▸ PROBLEM TO SOLVE
Only the pictures are to be omitted; every entry beneath should otherwise be duplicated exactly.

BEGIN EXTRACTED ENTRIES

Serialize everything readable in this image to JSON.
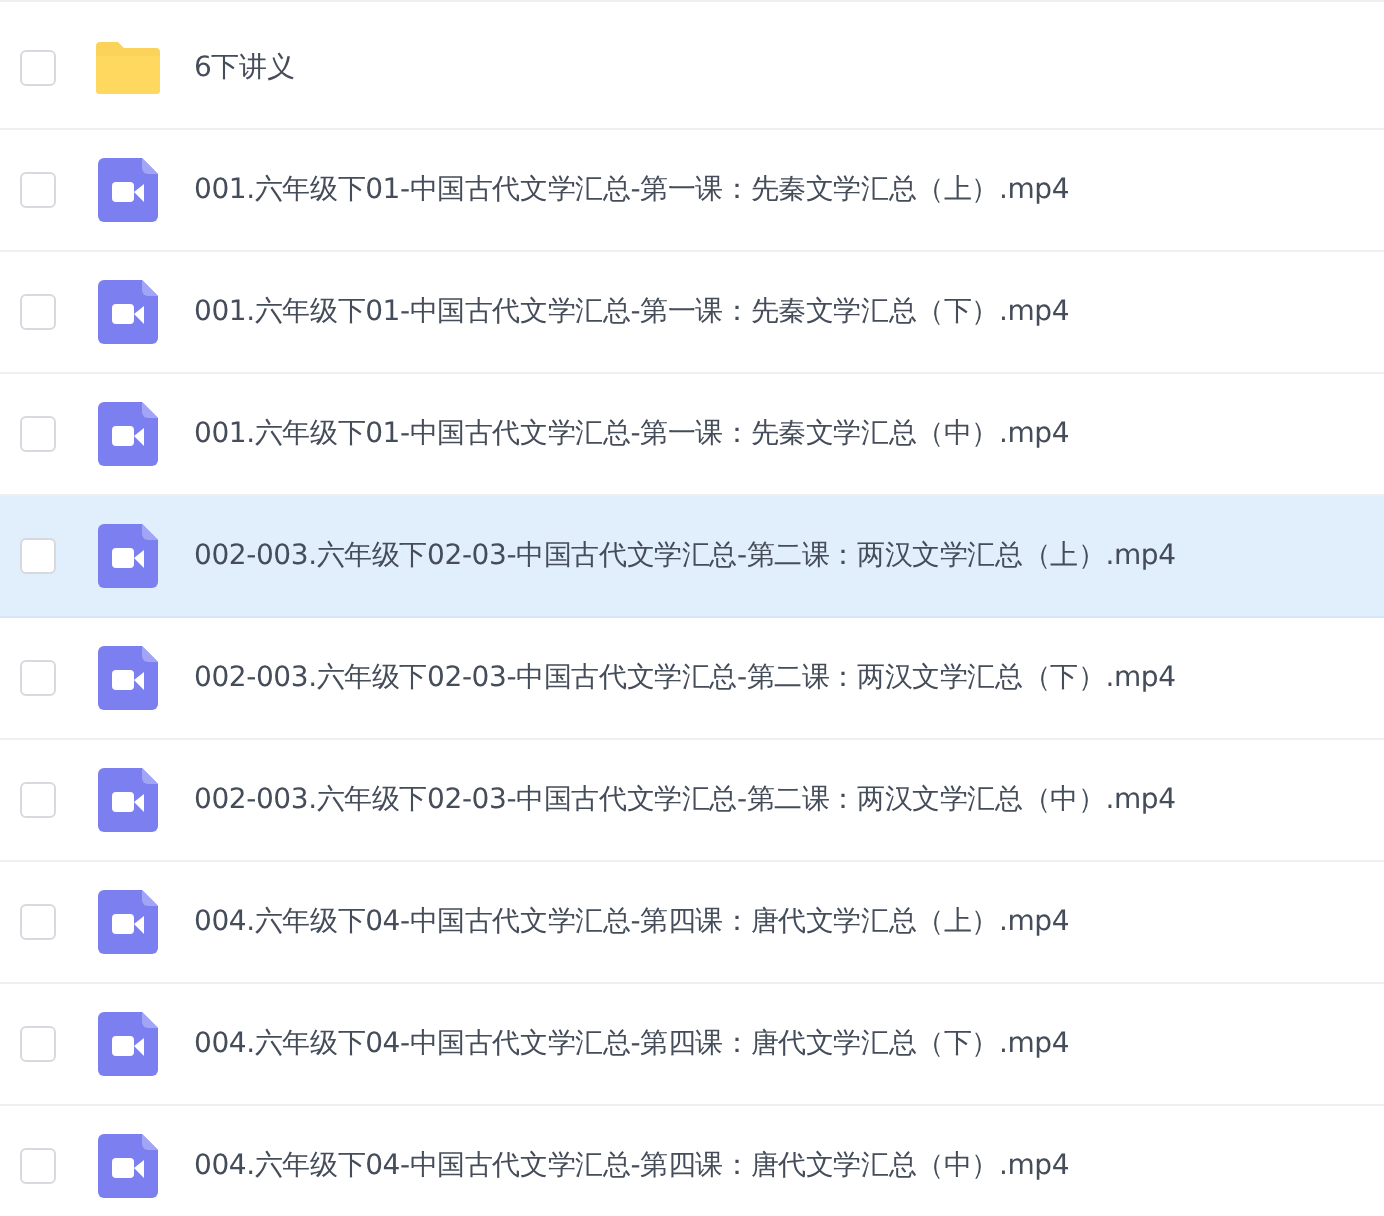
{
  "files": [
    {
      "kind": "folder",
      "name": "6下讲义",
      "checked": false,
      "hovered": false
    },
    {
      "kind": "video",
      "name": "001.六年级下01-中国古代文学汇总-第一课：先秦文学汇总（上）.mp4",
      "checked": false,
      "hovered": false
    },
    {
      "kind": "video",
      "name": "001.六年级下01-中国古代文学汇总-第一课：先秦文学汇总（下）.mp4",
      "checked": false,
      "hovered": false
    },
    {
      "kind": "video",
      "name": "001.六年级下01-中国古代文学汇总-第一课：先秦文学汇总（中）.mp4",
      "checked": false,
      "hovered": false
    },
    {
      "kind": "video",
      "name": "002-003.六年级下02-03-中国古代文学汇总-第二课：两汉文学汇总（上）.mp4",
      "checked": false,
      "hovered": true
    },
    {
      "kind": "video",
      "name": "002-003.六年级下02-03-中国古代文学汇总-第二课：两汉文学汇总（下）.mp4",
      "checked": false,
      "hovered": false
    },
    {
      "kind": "video",
      "name": "002-003.六年级下02-03-中国古代文学汇总-第二课：两汉文学汇总（中）.mp4",
      "checked": false,
      "hovered": false
    },
    {
      "kind": "video",
      "name": "004.六年级下04-中国古代文学汇总-第四课：唐代文学汇总（上）.mp4",
      "checked": false,
      "hovered": false
    },
    {
      "kind": "video",
      "name": "004.六年级下04-中国古代文学汇总-第四课：唐代文学汇总（下）.mp4",
      "checked": false,
      "hovered": false
    },
    {
      "kind": "video",
      "name": "004.六年级下04-中国古代文学汇总-第四课：唐代文学汇总（中）.mp4",
      "checked": false,
      "hovered": false
    }
  ]
}
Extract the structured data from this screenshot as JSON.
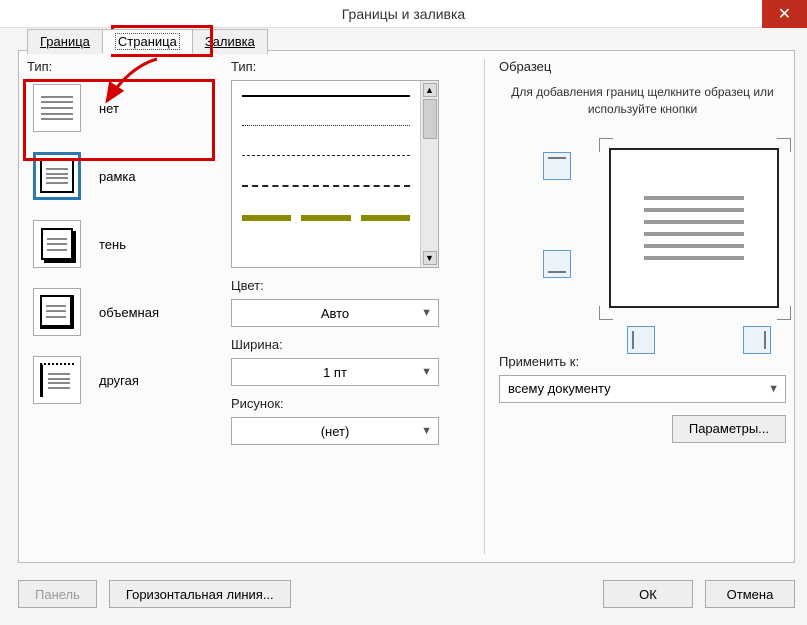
{
  "window": {
    "title": "Границы и заливка"
  },
  "tabs": {
    "border": "Граница",
    "page": "Страница",
    "fill": "Заливка"
  },
  "left": {
    "label": "Тип:",
    "items": {
      "none": "нет",
      "box": "рамка",
      "shadow": "тень",
      "threeD": "объемная",
      "custom": "другая"
    }
  },
  "mid": {
    "styleLabel": "Тип:",
    "colorLabel": "Цвет:",
    "colorValue": "Авто",
    "widthLabel": "Ширина:",
    "widthValue": "1 пт",
    "artLabel": "Рисунок:",
    "artValue": "(нет)"
  },
  "right": {
    "sampleLabel": "Образец",
    "hint": "Для добавления границ щелкните образец или используйте кнопки",
    "applyLabel": "Применить к:",
    "applyValue": "всему документу",
    "optionsBtn": "Параметры..."
  },
  "bottom": {
    "toolbar": "Панель",
    "hline": "Горизонтальная линия...",
    "ok": "ОК",
    "cancel": "Отмена"
  }
}
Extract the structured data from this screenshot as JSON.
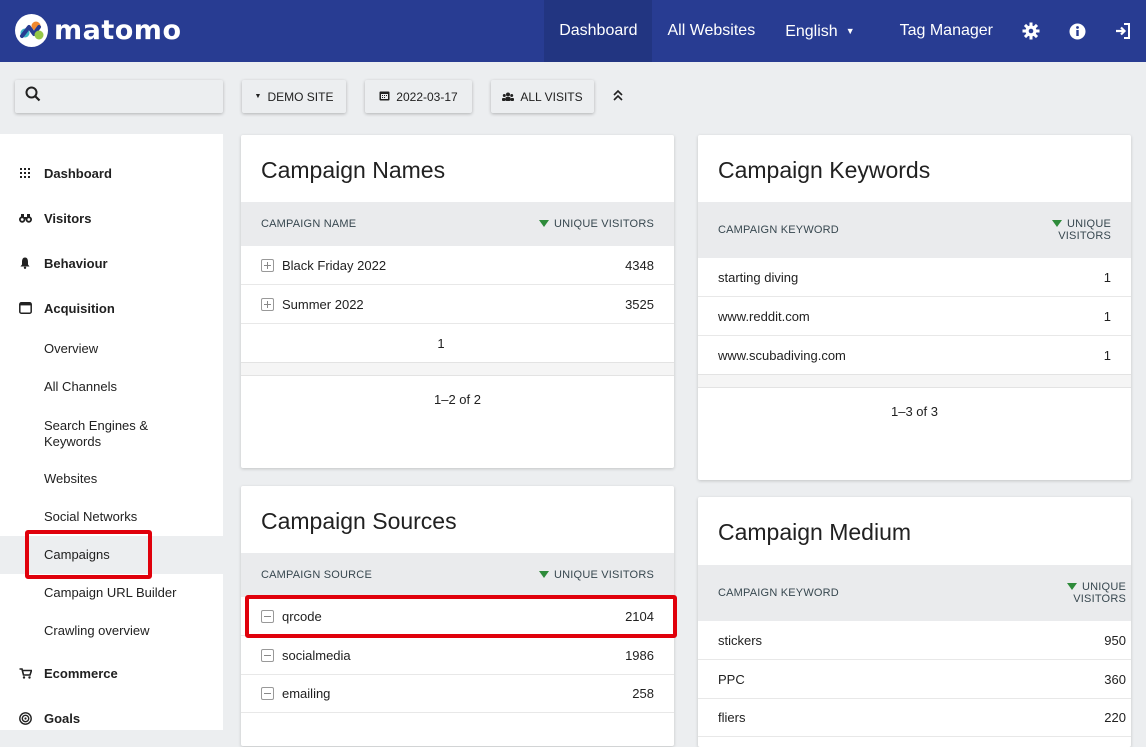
{
  "topbar": {
    "brand": "matomo",
    "nav": [
      {
        "label": "Dashboard",
        "active": true
      },
      {
        "label": "All Websites"
      },
      {
        "label": "English"
      },
      {
        "label": "Tag Manager"
      }
    ],
    "icons": [
      "gear-icon",
      "info-icon",
      "logout-icon"
    ]
  },
  "toolbar": {
    "search_placeholder": "",
    "site_selector": "DEMO SITE",
    "date_selector": "2022-03-17",
    "segment_selector": "ALL VISITS"
  },
  "sidebar": {
    "sections": [
      {
        "label": "Dashboard",
        "icon": "grid-icon"
      },
      {
        "label": "Visitors",
        "icon": "binoculars-icon"
      },
      {
        "label": "Behaviour",
        "icon": "bell-icon"
      },
      {
        "label": "Acquisition",
        "icon": "window-icon"
      }
    ],
    "acquisition_items": [
      {
        "label": "Overview"
      },
      {
        "label": "All Channels"
      },
      {
        "label": "Search Engines & Keywords"
      },
      {
        "label": "Websites"
      },
      {
        "label": "Social Networks"
      },
      {
        "label": "Campaigns",
        "active": true
      },
      {
        "label": "Campaign URL Builder"
      },
      {
        "label": "Crawling overview"
      }
    ],
    "more_sections": [
      {
        "label": "Ecommerce",
        "icon": "cart-icon"
      },
      {
        "label": "Goals",
        "icon": "target-icon"
      }
    ]
  },
  "widgets": {
    "campaign_names": {
      "title": "Campaign Names",
      "col_label": "CAMPAIGN NAME",
      "col_metric": "UNIQUE VISITORS",
      "rows": [
        {
          "name": "Black Friday 2022",
          "value": "4348"
        },
        {
          "name": "Summer 2022",
          "value": "3525"
        }
      ],
      "page": "1",
      "range": "1–2 of 2"
    },
    "campaign_keywords": {
      "title": "Campaign Keywords",
      "col_label": "CAMPAIGN KEYWORD",
      "col_metric_1": "UNIQUE",
      "col_metric_2": "VISITORS",
      "rows": [
        {
          "name": "starting diving",
          "value": "1"
        },
        {
          "name": "www.reddit.com",
          "value": "1"
        },
        {
          "name": "www.scubadiving.com",
          "value": "1"
        }
      ],
      "range": "1–3 of 3"
    },
    "campaign_sources": {
      "title": "Campaign Sources",
      "col_label": "CAMPAIGN SOURCE",
      "col_metric": "UNIQUE VISITORS",
      "rows": [
        {
          "name": "qrcode",
          "value": "2104"
        },
        {
          "name": "socialmedia",
          "value": "1986"
        },
        {
          "name": "emailing",
          "value": "258"
        }
      ]
    },
    "campaign_medium": {
      "title": "Campaign Medium",
      "col_label": "CAMPAIGN KEYWORD",
      "col_metric_1": "UNIQUE",
      "col_metric_2": "VISITORS",
      "rows": [
        {
          "name": "stickers",
          "value": "950"
        },
        {
          "name": "PPC",
          "value": "360"
        },
        {
          "name": "fliers",
          "value": "220"
        }
      ]
    }
  },
  "colors": {
    "header_bg": "#283c92",
    "sort_arrow": "#2e8b3a",
    "highlight": "#e0000b"
  }
}
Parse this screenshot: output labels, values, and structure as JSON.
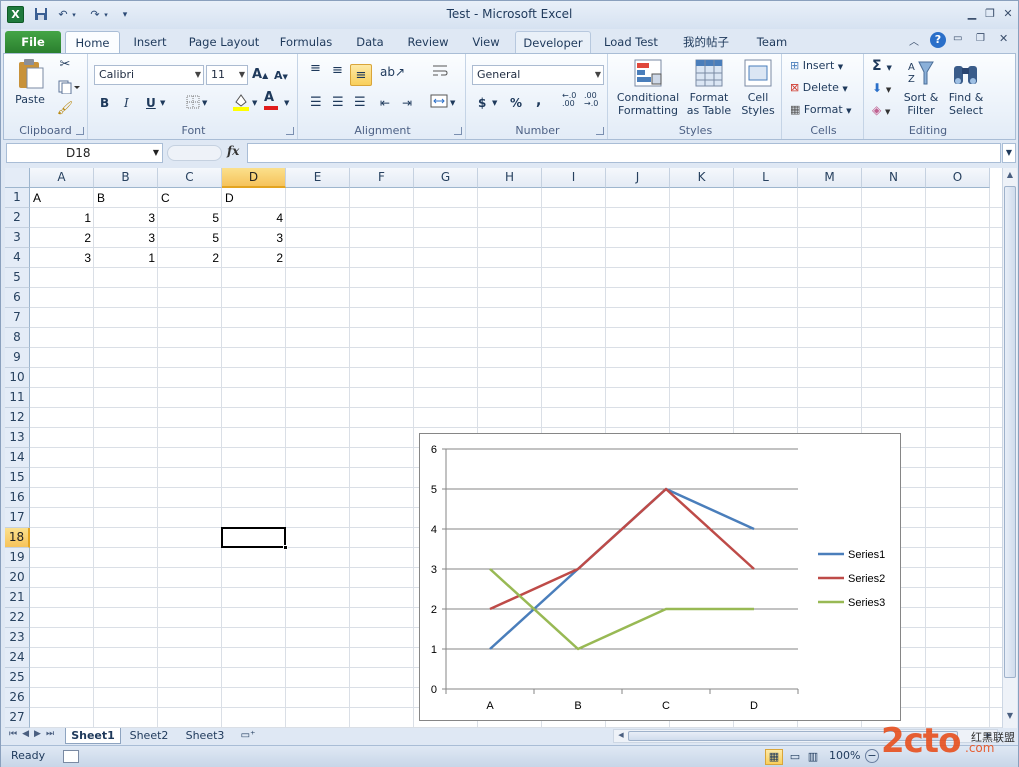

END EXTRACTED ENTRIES

▸ OUTPUT FOR THIS TASK
Serialize everything readable in this image to JSON.
{
  "files": [
    {
      "kind": "folder",
      "name": "6下讲义",
      "checked": false,
      "hovered": false
    },
    {
      "kind": "video",
      "name": "001.六年级下01-中国古代文学汇总-第一课：先秦文学汇总（上）.mp4",
      "checked": false,
      "hovered": false
    },
    {
      "kind": "video",
      "name": "001.六年级下01-中国古代文学汇总-第一课：先秦文学汇总（下）.mp4",
      "checked": false,
      "hovered": false
    },
    {
      "kind": "video",
      "name": "001.六年级下01-中国古代文学汇总-第一课：先秦文学汇总（中）.mp4",
      "checked": false,
      "hovered": false
    },
    {
      "kind": "video",
      "name": "002-003.六年级下02-03-中国古代文学汇总-第二课：两汉文学汇总（上）.mp4",
      "checked": false,
      "hovered": true
    },
    {
      "kind": "video",
      "name": "002-003.六年级下02-03-中国古代文学汇总-第二课：两汉文学汇总（下）.mp4",
      "checked": false,
      "hovered": false
    },
    {
      "kind": "video",
      "name": "002-003.六年级下02-03-中国古代文学汇总-第二课：两汉文学汇总（中）.mp4",
      "checked": false,
      "hovered": false
    },
    {
      "kind": "video",
      "name": "004.六年级下04-中国古代文学汇总-第四课：唐代文学汇总（上）.mp4",
      "checked": false,
      "hovered": false
    },
    {
      "kind": "video",
      "name": "004.六年级下04-中国古代文学汇总-第四课：唐代文学汇总（下）.mp4",
      "checked": false,
      "hovered": false
    },
    {
      "kind": "video",
      "name": "004.六年级下04-中国古代文学汇总-第四课：唐代文学汇总（中）.mp4",
      "checked": false,
      "hovered": false
    }
  ]
}
Extract the structured data from this screenshot as JSON.
{
  "window": {
    "title": "Границы и заливка"
  },
  "tabs": {
    "border": "Граница",
    "page": "Страница",
    "fill": "Заливка"
  },
  "left": {
    "label": "Тип:",
    "items": {
      "none": "нет",
      "box": "рамка",
      "shadow": "тень",
      "threeD": "объемная",
      "custom": "другая"
    }
  },
  "mid": {
    "styleLabel": "Тип:",
    "colorLabel": "Цвет:",
    "colorValue": "Авто",
    "widthLabel": "Ширина:",
    "widthValue": "1 пт",
    "artLabel": "Рисунок:",
    "artValue": "(нет)"
  },
  "right": {
    "sampleLabel": "Образец",
    "hint": "Для добавления границ щелкните образец или используйте кнопки",
    "applyLabel": "Применить к:",
    "applyValue": "всему документу",
    "optionsBtn": "Параметры..."
  },
  "bottom": {
    "toolbar": "Панель",
    "hline": "Горизонтальная линия...",
    "ok": "ОК",
    "cancel": "Отмена"
  }
}
Extract the structured data from this screenshot as JSON.
{
  "topbar": {
    "brand": "matomo",
    "nav": [
      {
        "label": "Dashboard",
        "active": true
      },
      {
        "label": "All Websites"
      },
      {
        "label": "English"
      },
      {
        "label": "Tag Manager"
      }
    ],
    "icons": [
      "gear-icon",
      "info-icon",
      "logout-icon"
    ]
  },
  "toolbar": {
    "search_placeholder": "",
    "site_selector": "DEMO SITE",
    "date_selector": "2022-03-17",
    "segment_selector": "ALL VISITS"
  },
  "sidebar": {
    "sections": [
      {
        "label": "Dashboard",
        "icon": "grid-icon"
      },
      {
        "label": "Visitors",
        "icon": "binoculars-icon"
      },
      {
        "label": "Behaviour",
        "icon": "bell-icon"
      },
      {
        "label": "Acquisition",
        "icon": "window-icon"
      }
    ],
    "acquisition_items": [
      {
        "label": "Overview"
      },
      {
        "label": "All Channels"
      },
      {
        "label": "Search Engines & Keywords"
      },
      {
        "label": "Websites"
      },
      {
        "label": "Social Networks"
      },
      {
        "label": "Campaigns",
        "active": true
      },
      {
        "label": "Campaign URL Builder"
      },
      {
        "label": "Crawling overview"
      }
    ],
    "more_sections": [
      {
        "label": "Ecommerce",
        "icon": "cart-icon"
      },
      {
        "label": "Goals",
        "icon": "target-icon"
      }
    ]
  },
  "widgets": {
    "campaign_names": {
      "title": "Campaign Names",
      "col_label": "CAMPAIGN NAME",
      "col_metric": "UNIQUE VISITORS",
      "rows": [
        {
          "name": "Black Friday 2022",
          "value": "4348"
        },
        {
          "name": "Summer 2022",
          "value": "3525"
        }
      ],
      "page": "1",
      "range": "1–2 of 2"
    },
    "campaign_keywords": {
      "title": "Campaign Keywords",
      "col_label": "CAMPAIGN KEYWORD",
      "col_metric_1": "UNIQUE",
      "col_metric_2": "VISITORS",
      "rows": [
        {
          "name": "starting diving",
          "value": "1"
        },
        {
          "name": "www.reddit.com",
          "value": "1"
        },
        {
          "name": "www.scubadiving.com",
          "value": "1"
        }
      ],
      "range": "1–3 of 3"
    },
    "campaign_sources": {
      "title": "Campaign Sources",
      "col_label": "CAMPAIGN SOURCE",
      "col_metric": "UNIQUE VISITORS",
      "rows": [
        {
          "name": "qrcode",
          "value": "2104"
        },
        {
          "name": "socialmedia",
          "value": "1986"
        },
        {
          "name": "emailing",
          "value": "258"
        }
      ]
    },
    "campaign_medium": {
      "title": "Campaign Medium",
      "col_label": "CAMPAIGN KEYWORD",
      "col_metric_1": "UNIQUE",
      "col_metric_2": "VISITORS",
      "rows": [
        {
          "name": "stickers",
          "value": "950"
        },
        {
          "name": "PPC",
          "value": "360"
        },
        {
          "name": "fliers",
          "value": "220"
        }
      ]
    }
  },
  "colors": {
    "header_bg": "#283c92",
    "sort_arrow": "#2e8b3a",
    "highlight": "#e0000b"
  }
}
Parse this screenshot: output labels, values, and structure as JSON.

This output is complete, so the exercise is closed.